Vice.com writer Dave Schilling said Bayetti Flores' reading of the song "couldn't be more simplistic" and asked: "Why should anyone be surprised that the proliferation of pop songs about conspicuous consumption would get tiresome eventually?"
A commenter on feministing.com, Amelia Harris, called the post "a dreadfully done piece of deconstruction." "I hope you have a better understanding of your own bias and lack of understanding of the world beyond your own, and an interest in the impact of imported American culture on the rest of the world."
Others noted with disappointment that a vocal young feminist role model was being attacked on a feminist blog.
Bayetti Flores said on her Twitter page that she stood by her post, scoffing "at the quality of critiques" she was receiving in response. Amid the deluge of dissenting opinions, she also received some supportive tweets.
"Don't expect a Kiwi teen to know American race history, but then maybe she should step back from hip hop culture," she tweeted.
In comments written in an e-mail to CNN, Bayetti Flores added that her blog has mostly a U.S.-based audience, and "my critique focuses on how the song lands in the context of the United States.

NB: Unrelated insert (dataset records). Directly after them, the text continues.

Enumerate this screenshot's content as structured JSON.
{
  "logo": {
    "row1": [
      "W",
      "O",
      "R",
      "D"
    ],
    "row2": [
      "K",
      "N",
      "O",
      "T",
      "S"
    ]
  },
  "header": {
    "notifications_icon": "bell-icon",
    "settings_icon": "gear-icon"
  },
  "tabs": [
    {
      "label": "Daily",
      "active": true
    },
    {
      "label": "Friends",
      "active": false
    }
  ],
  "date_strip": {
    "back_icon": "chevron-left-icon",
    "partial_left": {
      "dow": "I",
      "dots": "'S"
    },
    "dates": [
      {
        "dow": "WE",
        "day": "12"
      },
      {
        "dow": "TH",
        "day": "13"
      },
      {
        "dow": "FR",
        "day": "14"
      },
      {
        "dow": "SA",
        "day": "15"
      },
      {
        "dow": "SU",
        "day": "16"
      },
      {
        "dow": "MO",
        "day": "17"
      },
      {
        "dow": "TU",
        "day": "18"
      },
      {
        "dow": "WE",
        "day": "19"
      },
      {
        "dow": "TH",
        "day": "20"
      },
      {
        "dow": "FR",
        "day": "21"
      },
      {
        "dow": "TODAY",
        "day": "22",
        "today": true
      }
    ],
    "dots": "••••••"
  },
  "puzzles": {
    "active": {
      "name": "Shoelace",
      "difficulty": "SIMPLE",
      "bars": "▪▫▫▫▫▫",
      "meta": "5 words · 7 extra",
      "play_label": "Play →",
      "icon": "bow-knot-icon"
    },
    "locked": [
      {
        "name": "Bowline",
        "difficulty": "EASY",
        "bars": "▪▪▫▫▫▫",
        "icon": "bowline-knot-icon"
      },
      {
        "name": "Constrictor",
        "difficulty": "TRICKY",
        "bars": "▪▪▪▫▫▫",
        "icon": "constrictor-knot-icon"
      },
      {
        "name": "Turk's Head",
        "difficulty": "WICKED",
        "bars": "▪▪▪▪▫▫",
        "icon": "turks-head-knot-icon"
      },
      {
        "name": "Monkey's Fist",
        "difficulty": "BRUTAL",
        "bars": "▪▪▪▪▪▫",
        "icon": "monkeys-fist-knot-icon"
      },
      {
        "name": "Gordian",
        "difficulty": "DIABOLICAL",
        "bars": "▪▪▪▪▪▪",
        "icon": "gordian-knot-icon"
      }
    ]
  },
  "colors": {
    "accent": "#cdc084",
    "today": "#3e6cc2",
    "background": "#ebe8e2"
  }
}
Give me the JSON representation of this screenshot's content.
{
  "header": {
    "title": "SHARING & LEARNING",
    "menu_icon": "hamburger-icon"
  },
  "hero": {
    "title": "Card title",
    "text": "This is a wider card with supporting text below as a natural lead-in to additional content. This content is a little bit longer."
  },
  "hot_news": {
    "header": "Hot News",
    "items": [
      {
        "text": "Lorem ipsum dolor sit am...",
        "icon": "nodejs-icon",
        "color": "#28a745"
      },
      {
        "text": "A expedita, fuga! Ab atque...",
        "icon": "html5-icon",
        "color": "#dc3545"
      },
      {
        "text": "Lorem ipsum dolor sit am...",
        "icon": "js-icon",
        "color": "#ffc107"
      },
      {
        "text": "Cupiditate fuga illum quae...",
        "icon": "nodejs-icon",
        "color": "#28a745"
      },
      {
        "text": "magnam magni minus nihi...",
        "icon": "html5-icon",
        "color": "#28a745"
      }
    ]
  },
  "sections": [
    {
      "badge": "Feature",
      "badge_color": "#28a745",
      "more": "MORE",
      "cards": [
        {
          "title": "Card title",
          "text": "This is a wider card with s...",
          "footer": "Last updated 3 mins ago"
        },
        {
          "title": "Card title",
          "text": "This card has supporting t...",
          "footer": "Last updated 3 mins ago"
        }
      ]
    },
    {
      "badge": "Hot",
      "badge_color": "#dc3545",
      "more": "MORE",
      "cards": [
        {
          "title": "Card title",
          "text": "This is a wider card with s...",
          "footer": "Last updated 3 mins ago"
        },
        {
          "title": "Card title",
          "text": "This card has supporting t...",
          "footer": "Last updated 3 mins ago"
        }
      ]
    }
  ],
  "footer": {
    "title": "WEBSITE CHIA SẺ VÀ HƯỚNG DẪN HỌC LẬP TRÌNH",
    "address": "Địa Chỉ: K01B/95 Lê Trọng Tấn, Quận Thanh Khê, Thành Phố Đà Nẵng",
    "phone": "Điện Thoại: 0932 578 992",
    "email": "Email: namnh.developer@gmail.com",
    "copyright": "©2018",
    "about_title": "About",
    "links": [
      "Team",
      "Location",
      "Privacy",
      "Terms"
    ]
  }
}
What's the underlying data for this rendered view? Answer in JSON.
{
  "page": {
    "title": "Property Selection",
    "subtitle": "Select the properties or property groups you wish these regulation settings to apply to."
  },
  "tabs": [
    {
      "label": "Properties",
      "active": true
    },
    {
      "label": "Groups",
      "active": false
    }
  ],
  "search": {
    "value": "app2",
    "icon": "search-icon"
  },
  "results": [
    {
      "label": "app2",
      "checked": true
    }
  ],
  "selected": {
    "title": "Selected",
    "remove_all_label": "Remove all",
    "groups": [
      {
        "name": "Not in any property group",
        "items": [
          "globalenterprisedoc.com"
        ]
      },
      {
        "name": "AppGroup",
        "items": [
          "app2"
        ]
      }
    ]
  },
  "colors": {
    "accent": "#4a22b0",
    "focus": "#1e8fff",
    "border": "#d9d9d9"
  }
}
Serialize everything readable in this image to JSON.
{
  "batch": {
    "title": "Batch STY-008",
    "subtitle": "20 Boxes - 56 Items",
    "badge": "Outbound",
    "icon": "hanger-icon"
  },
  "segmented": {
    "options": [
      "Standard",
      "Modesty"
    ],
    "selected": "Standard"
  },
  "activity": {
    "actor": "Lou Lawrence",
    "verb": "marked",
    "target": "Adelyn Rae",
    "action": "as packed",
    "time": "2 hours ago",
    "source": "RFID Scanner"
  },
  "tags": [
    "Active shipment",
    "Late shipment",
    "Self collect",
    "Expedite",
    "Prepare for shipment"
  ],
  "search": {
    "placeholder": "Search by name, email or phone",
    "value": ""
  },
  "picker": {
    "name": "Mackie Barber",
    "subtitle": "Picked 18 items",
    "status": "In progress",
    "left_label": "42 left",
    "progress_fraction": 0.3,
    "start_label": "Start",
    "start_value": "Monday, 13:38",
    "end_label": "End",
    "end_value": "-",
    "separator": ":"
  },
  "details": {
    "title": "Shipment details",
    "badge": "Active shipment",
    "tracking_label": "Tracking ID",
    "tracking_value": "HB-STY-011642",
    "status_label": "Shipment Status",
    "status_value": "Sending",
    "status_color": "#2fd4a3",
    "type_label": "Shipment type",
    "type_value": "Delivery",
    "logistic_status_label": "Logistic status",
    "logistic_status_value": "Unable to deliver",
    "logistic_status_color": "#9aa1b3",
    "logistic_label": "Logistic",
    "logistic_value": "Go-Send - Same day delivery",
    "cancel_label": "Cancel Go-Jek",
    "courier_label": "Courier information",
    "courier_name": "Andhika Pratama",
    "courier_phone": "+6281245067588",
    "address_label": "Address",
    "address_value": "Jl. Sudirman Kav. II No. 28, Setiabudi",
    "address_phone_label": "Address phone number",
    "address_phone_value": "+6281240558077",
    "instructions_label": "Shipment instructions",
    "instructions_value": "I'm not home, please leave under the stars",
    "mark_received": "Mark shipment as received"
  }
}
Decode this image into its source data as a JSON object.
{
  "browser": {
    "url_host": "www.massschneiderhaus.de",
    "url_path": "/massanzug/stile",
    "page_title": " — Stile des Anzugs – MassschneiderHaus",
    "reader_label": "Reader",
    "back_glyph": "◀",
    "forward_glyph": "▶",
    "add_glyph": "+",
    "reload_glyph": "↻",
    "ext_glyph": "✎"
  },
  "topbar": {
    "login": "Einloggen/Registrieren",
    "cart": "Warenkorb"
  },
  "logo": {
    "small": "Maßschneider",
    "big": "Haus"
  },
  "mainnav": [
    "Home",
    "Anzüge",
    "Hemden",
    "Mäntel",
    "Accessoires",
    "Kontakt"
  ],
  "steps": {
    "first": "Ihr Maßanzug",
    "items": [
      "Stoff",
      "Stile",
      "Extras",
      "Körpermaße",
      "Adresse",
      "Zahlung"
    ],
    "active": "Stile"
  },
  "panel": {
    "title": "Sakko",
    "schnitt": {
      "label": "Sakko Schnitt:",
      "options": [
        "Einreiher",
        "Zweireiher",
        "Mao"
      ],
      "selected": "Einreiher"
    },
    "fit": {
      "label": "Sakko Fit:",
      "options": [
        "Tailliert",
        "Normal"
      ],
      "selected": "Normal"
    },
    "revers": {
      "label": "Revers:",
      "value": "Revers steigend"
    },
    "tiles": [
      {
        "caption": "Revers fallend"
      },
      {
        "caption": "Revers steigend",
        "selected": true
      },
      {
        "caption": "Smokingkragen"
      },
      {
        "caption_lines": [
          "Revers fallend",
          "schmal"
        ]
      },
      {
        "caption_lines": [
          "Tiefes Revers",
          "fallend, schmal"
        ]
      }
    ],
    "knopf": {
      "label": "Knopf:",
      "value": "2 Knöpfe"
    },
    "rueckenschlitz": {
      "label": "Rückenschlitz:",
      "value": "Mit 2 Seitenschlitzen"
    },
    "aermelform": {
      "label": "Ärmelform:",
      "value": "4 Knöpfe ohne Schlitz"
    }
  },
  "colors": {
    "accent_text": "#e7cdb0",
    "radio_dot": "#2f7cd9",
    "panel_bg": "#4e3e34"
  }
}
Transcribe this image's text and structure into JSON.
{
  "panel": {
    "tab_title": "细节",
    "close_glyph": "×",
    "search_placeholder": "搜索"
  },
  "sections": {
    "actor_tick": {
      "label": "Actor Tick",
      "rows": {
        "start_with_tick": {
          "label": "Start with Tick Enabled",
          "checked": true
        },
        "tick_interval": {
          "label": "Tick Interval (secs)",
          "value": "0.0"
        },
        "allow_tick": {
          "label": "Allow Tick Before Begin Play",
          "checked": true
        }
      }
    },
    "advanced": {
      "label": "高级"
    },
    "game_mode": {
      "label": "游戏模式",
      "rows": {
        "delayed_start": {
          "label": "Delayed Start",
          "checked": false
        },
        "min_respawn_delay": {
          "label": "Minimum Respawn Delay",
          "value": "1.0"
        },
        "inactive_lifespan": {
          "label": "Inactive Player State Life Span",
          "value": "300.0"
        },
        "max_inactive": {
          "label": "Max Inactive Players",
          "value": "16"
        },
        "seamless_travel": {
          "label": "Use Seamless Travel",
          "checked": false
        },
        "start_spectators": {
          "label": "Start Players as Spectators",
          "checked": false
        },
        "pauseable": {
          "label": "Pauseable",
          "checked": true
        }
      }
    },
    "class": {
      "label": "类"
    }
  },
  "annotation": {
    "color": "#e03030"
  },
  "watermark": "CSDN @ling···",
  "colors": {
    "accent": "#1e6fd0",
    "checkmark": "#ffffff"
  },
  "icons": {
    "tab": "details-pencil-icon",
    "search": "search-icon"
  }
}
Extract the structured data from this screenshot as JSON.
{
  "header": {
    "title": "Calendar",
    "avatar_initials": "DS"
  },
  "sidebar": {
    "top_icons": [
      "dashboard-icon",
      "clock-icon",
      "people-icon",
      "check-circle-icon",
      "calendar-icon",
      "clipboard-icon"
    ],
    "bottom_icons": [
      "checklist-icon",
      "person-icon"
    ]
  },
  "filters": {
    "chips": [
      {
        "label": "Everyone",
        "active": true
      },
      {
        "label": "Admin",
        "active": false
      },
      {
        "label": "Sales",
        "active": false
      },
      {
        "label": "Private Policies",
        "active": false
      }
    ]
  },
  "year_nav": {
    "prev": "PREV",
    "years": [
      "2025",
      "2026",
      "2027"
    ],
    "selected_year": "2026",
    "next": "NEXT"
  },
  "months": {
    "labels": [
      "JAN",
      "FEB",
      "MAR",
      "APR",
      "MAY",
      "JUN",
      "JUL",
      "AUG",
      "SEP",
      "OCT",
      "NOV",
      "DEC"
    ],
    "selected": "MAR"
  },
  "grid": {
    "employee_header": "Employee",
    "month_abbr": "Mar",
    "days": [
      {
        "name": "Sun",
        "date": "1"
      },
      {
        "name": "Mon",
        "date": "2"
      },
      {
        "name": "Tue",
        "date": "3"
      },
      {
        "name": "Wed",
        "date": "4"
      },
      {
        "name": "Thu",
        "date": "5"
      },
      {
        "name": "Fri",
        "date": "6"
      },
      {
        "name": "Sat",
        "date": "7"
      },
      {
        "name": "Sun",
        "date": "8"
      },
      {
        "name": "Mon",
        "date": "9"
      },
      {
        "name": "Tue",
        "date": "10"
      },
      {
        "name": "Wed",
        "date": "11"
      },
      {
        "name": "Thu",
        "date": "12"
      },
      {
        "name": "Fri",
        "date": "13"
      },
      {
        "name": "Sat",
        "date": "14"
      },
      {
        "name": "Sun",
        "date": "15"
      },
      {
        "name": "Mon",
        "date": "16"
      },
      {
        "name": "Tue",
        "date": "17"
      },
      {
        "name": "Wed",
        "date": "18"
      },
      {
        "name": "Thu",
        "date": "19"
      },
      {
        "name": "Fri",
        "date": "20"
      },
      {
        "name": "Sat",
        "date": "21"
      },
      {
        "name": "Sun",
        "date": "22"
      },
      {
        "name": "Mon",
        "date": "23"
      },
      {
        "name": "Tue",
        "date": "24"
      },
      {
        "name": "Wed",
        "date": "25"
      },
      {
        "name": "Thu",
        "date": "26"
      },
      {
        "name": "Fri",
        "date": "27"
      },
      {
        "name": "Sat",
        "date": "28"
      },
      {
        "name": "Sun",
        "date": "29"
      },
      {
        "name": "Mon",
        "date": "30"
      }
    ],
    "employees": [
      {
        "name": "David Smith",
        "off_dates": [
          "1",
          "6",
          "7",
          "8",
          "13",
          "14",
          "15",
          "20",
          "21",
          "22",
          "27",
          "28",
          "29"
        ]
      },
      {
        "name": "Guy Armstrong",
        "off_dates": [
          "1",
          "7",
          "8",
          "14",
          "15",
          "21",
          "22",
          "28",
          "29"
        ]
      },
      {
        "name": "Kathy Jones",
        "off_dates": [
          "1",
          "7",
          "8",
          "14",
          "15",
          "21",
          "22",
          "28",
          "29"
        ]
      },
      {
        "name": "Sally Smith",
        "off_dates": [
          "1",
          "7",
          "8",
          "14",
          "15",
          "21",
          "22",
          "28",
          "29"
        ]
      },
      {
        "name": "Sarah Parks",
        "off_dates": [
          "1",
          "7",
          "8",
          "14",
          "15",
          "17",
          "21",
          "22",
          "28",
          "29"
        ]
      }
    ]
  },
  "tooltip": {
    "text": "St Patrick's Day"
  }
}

"Clearly it has reached a much wider audience now," she added.
She took exception to how the song directs "a critique of excessive consumption to a genre both created and currently dominated by Black Americans, particularly when the vast majority of excess consumption is done by white people - not to mention the fact that Black people bear the brunt of the ill effects of wealth inequality, both in this country and globally," Bayetti Flores said.
Most of her critique is directed at record companies, U.S. media and "longstanding racist narratives" about consumption, she said.
While the genre isn't above criticism, hip-hop "must be critiqued in a way that contextualizes it within a larger system of race and power," she added. "To do so without this context reinforces racist narratives which feed into a larger system of racism that consistently dehumanizes people of color, and serve to uphold and excuse much larger oppressive systems."
A spokesman for Universal Music New Zealand, Lorde's label, said the singer had no comment in response to the criticism.
In an interview with NPR, Lorde described how the song was inspired by the messages conveyed by the pop music she had grown up with.
"I was just sort of reeling off some of the things which are commonly mentioned in hip-hop and the Top 40," she said. "I've always loved hip-hop, but as a fan of hip-hop, I've always had to kind of suspend disbelief because, obviously, I don't have a Bentley. There's a distance between that and the life I have with my friends going to parties and getting public transport and doing the things that every other teenager does."